(Component data from apps and pages)
#####

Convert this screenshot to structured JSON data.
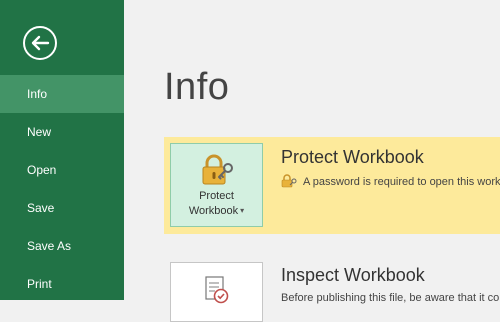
{
  "sidebar": {
    "items": [
      {
        "label": "Info",
        "active": true
      },
      {
        "label": "New"
      },
      {
        "label": "Open"
      },
      {
        "label": "Save"
      },
      {
        "label": "Save As"
      },
      {
        "label": "Print"
      }
    ]
  },
  "main": {
    "title": "Info",
    "protect": {
      "button_line1": "Protect",
      "button_line2": "Workbook",
      "heading": "Protect Workbook",
      "description": "A password is required to open this workbook."
    },
    "inspect": {
      "heading": "Inspect Workbook",
      "description": "Before publishing this file, be aware that it contains:"
    }
  },
  "icons": {
    "back": "back-arrow-icon",
    "lock": "lock-key-icon",
    "small_lock": "small-lock-icon",
    "inspect": "document-check-icon"
  },
  "colors": {
    "sidebar": "#217346",
    "sidebar_active": "#439467",
    "highlight": "#fdea9b",
    "button_active": "#d3f0e0"
  }
}
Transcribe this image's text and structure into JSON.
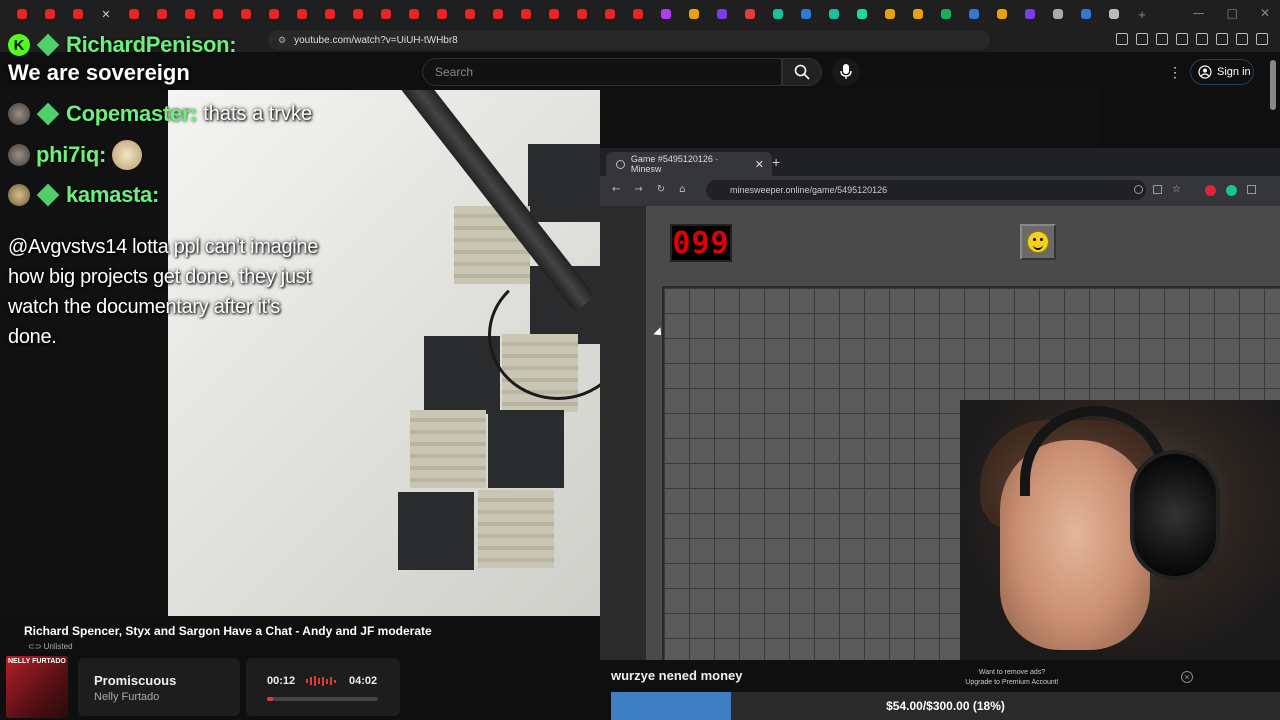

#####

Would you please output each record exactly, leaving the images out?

Convert this screenshot to structured JSON data.
{
  "sidebar": {
    "items": [
      {
        "label": "Info",
        "active": true
      },
      {
        "label": "New"
      },
      {
        "label": "Open"
      },
      {
        "label": "Save"
      },
      {
        "label": "Save As"
      },
      {
        "label": "Print"
      }
    ]
  },
  "main": {
    "title": "Info",
    "protect": {
      "button_line1": "Protect",
      "button_line2": "Workbook",
      "heading": "Protect Workbook",
      "description": "A password is required to open this workbook."
    },
    "inspect": {
      "heading": "Inspect Workbook",
      "description": "Before publishing this file, be aware that it contains:"
    }
  },
  "icons": {
    "back": "back-arrow-icon",
    "lock": "lock-key-icon",
    "small_lock": "small-lock-icon",
    "inspect": "document-check-icon"
  },
  "colors": {
    "sidebar": "#217346",
    "sidebar_active": "#439467",
    "highlight": "#fdea9b",
    "button_active": "#d3f0e0"
  }
}
Transcribe this image's text and structure into JSON.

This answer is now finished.